» **Activity**
Among the records that follow, how many lines include the string "into"? Only the number is wanted.

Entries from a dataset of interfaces
──────

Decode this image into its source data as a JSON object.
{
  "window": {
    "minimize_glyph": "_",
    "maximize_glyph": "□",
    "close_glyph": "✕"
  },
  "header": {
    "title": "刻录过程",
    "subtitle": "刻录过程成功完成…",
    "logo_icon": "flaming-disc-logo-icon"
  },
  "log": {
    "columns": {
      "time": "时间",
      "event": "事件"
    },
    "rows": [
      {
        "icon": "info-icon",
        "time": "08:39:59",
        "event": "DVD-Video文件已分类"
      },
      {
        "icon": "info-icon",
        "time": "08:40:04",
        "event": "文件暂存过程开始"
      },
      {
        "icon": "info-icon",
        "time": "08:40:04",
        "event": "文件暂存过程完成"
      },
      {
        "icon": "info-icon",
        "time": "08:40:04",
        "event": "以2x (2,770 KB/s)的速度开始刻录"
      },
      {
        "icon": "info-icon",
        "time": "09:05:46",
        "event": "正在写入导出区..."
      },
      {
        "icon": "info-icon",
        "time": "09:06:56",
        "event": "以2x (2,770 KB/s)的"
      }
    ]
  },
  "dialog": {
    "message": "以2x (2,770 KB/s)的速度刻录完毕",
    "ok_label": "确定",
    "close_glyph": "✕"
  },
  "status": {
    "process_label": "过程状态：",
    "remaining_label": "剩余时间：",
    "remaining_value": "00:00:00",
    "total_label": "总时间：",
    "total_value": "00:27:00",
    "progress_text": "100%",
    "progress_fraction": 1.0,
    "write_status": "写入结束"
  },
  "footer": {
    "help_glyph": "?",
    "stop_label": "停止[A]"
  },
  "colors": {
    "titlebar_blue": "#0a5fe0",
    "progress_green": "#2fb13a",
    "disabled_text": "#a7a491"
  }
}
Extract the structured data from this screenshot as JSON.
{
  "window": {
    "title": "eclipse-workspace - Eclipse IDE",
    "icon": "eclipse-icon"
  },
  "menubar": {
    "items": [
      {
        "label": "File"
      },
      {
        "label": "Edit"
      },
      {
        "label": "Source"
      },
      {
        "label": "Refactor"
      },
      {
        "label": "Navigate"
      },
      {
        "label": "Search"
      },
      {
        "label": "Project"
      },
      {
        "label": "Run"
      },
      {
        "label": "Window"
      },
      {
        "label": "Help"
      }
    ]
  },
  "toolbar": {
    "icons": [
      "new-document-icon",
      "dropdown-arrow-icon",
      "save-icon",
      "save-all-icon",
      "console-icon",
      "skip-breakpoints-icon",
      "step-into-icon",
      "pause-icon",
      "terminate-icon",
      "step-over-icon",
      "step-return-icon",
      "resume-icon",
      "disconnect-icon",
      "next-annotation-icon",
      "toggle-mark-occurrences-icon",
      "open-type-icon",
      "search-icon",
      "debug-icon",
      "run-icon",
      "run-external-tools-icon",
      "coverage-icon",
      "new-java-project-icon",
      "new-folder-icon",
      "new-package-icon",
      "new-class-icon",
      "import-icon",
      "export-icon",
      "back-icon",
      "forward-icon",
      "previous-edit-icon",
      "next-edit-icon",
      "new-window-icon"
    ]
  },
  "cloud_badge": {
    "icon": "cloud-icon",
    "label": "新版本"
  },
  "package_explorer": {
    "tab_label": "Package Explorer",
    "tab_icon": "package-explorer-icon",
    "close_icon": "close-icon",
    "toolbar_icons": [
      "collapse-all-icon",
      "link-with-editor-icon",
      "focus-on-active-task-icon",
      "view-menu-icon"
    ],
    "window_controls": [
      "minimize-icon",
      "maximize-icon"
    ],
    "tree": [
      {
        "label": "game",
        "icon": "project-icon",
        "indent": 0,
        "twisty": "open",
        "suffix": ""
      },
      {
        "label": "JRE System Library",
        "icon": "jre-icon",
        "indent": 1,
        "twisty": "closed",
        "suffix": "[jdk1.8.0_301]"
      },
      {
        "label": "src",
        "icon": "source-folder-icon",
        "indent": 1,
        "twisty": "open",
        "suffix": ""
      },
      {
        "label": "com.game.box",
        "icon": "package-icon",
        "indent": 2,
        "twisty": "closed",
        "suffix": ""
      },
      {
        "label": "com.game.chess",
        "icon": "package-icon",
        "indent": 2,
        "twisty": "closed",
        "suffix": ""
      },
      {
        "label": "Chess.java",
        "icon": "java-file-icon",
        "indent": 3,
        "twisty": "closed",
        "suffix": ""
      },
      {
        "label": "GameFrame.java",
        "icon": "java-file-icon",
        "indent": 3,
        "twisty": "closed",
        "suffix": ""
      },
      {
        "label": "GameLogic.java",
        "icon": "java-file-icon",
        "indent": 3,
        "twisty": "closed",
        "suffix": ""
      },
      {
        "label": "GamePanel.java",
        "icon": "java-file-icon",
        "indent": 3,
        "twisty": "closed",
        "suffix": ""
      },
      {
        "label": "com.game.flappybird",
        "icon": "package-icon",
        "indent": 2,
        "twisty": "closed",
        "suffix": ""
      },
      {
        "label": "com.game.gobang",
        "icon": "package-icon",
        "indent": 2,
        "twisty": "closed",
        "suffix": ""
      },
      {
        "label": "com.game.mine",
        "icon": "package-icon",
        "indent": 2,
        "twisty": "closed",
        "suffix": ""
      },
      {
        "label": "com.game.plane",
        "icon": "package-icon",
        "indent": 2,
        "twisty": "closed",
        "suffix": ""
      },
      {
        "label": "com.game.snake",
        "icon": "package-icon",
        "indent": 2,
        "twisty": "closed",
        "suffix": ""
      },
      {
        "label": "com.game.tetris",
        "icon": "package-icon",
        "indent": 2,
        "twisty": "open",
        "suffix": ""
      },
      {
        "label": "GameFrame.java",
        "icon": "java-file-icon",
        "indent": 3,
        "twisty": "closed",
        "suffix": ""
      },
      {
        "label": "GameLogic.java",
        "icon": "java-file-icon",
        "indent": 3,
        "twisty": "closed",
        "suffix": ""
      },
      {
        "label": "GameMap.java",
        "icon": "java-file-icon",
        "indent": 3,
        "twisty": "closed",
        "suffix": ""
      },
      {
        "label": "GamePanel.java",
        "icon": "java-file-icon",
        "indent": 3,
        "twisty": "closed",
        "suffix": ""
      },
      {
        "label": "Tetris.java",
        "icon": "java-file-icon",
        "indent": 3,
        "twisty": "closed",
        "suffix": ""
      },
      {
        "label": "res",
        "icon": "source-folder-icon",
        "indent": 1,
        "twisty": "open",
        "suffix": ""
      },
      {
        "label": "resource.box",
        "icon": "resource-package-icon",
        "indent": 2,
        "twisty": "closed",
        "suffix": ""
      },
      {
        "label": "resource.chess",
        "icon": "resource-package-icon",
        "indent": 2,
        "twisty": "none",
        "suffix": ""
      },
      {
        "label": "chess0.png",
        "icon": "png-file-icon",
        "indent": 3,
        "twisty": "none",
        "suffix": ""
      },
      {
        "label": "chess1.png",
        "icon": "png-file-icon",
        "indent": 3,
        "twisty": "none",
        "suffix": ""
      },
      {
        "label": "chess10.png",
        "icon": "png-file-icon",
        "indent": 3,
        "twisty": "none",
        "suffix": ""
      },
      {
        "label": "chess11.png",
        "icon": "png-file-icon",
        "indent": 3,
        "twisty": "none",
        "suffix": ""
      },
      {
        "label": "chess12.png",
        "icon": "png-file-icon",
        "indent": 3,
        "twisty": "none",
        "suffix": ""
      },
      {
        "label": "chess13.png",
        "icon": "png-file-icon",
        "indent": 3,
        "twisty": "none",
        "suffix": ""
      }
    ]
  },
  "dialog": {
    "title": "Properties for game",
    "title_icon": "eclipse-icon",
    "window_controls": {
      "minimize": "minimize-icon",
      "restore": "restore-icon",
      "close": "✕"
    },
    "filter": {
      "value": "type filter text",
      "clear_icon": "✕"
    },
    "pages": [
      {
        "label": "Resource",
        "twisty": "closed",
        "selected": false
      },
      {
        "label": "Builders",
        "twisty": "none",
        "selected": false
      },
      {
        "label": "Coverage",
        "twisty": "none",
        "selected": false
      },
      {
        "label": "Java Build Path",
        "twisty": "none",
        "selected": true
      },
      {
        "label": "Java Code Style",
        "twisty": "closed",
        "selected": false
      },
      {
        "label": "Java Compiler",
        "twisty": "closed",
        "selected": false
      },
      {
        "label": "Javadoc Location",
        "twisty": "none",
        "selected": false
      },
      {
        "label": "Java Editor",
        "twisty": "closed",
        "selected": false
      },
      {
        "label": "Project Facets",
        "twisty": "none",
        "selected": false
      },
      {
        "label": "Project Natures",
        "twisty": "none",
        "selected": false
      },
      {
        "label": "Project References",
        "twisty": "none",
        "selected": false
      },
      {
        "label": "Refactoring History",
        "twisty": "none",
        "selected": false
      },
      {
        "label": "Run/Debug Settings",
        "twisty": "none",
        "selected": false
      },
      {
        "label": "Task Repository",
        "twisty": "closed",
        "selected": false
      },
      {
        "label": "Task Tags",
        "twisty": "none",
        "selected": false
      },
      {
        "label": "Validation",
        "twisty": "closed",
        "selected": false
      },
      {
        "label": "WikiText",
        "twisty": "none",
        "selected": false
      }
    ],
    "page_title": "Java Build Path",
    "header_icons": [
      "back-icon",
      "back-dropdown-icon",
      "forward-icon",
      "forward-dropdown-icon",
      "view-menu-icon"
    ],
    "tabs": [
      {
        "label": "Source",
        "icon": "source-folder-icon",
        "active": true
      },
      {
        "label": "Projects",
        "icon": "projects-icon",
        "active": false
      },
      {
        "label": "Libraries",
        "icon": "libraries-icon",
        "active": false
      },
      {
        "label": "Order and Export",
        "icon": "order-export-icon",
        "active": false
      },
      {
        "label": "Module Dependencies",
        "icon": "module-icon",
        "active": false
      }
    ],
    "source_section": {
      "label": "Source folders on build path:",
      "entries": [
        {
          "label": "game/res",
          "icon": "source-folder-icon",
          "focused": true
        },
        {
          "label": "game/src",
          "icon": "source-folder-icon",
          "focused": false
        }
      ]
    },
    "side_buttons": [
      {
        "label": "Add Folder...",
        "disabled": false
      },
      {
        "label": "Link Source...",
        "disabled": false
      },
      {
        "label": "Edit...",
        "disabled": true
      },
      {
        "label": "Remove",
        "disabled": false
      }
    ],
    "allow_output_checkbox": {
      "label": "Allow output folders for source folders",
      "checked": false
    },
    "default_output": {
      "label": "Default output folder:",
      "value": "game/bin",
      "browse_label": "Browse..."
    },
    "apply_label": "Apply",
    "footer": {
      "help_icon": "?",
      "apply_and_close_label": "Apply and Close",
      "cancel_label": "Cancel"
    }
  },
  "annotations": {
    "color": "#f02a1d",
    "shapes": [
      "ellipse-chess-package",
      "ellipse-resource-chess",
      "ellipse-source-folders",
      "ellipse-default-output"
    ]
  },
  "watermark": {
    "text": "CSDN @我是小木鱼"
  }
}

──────

» **Answer section**
2